But when it comes to some aspects of urban development, Lexington and San Antonio have striking similarities. And San Antonio leaders have been especially adept at creating public-private partnerships to get things done, according to the Commerce Lexington officials who organized this trip.
“San Antonio is a city that’s got confidence and strong leadership, public and private,” said Bob Quick, Commerce Lexington’s president.
Mayor Jim Gray and six of the Urban County Council’s 15 members will be on the trip, as will be Fayette County Public Schools’ top two leaders; two legislators; and a host of planning and development officials, business executives and leaders of non-profit organizations.
Rather than gathering ideas for new initiatives, the trip’s agenda is focused on what attendees can learn to help accomplish projects already under way in Lexington.
“How do we apply what we see and learn to move along some of the things we’re already working on?” said Lynda Bebrowsky, Commerce Lexington’s senior vice president of marketing. “What are some of those processes that we can apply here?”
Two areas of focus will be the River Walk, San Antonio’s second-biggest tourist attraction after the Alamo, and Pearl Brewery, a 22-acre mixed-use development in a once-abandoned beer factory at the end of a recent northern extension of the River Walk.
They offer striking similarities to budding Lexington initiatives: the Arena, Arts and Entertainment District; the Lexington Distillery District, and restoration of Town Branch Creek.

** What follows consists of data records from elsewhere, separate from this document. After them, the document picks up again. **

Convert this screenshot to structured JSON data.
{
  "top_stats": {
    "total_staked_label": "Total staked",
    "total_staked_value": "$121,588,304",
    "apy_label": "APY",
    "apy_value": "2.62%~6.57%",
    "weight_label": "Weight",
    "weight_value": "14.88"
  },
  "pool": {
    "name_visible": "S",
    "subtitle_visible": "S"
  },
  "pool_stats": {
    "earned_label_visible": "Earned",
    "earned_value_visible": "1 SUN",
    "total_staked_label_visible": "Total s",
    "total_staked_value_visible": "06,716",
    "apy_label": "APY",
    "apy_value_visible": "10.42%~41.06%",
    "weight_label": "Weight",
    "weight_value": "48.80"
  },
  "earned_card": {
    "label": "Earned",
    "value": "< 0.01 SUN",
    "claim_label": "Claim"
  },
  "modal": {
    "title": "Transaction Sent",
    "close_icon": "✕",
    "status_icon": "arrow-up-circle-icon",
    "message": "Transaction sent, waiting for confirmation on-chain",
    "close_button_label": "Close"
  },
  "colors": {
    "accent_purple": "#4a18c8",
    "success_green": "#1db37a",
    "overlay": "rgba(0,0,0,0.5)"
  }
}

The Lexington group also will tour several other areas and hear from a variety of San Antonio officials, including former mayors Henry Cisneros and Nelson Wolff, who now leads the government of surrounding Bexar County.
As I was preparing to cover this trip, I called a former colleague, Audrey Lee, for her perspective. A longtime Herald-Leader reporter, editor and editorial writer, she left Lexington in 2004 for the San Antonio Express-News, where she is now the enterprise editor.
She said San Antonio’s political leaders are particularly strong at marshaling local, state and federal resources to create the infrastructure needed for private investment to thrive. There is less anti-government sentiment there than in most other parts of Texas — military bases have long been a backbone of the local economy — and leaders are not afraid to push for tax increases when they can demonstrate a future payoff.
River Walk, in particular, offers an excellent example for what Lexington can accomplish. “It’s exactly what Town Branch could be,” Lee said.
San Antonio, like Lexington, was founded along a stream whose flow varied greatly with rainfall and, by the turn of the last century, had become a troublesome stormwater sewer through town. Lexington buried much of Town Branch Creek; San Antonio officials considered doing the same thing.
Then, thanks to a Works Progress Administration project during the Great Depression, a downtown section of the San Antonio River was restored, and the River Walk was created. The beautification effort has grown steadily since the 1950s, creating a magnet for tourists and private development.
In recent years, a northern reach of the river has been restored near museums and the Pearl Brewery, a popular development that makes Lee think of what the Lexington Distillery District could become. A southern reach is now being restored with a more natural feel near the region’s old Spanish missions.
Lee said San Antonio and Lexington each have some advantages over the other. San Antonio could be even more successful, she said, if it had Lexington’s merged city-county government, because Texas law makes it difficult for county governments to deal with urban growth.
San Antonio, on the other hand, has the advantage of municipally owned water, electrical and gas utilities, giving the public a greater voice in long-term strategy, Lee said.
Public utility ownership has resulted in more conservation easements to protect San Antonio’s aquifer, as opposed to costly industrial water-supply solutions. Also, there has been considerable emphasis on energy conservation and investments in wind, solar and cleaner-coal technology that will allow an older, dirtier coal-fired power plant to be retired ahead of schedule.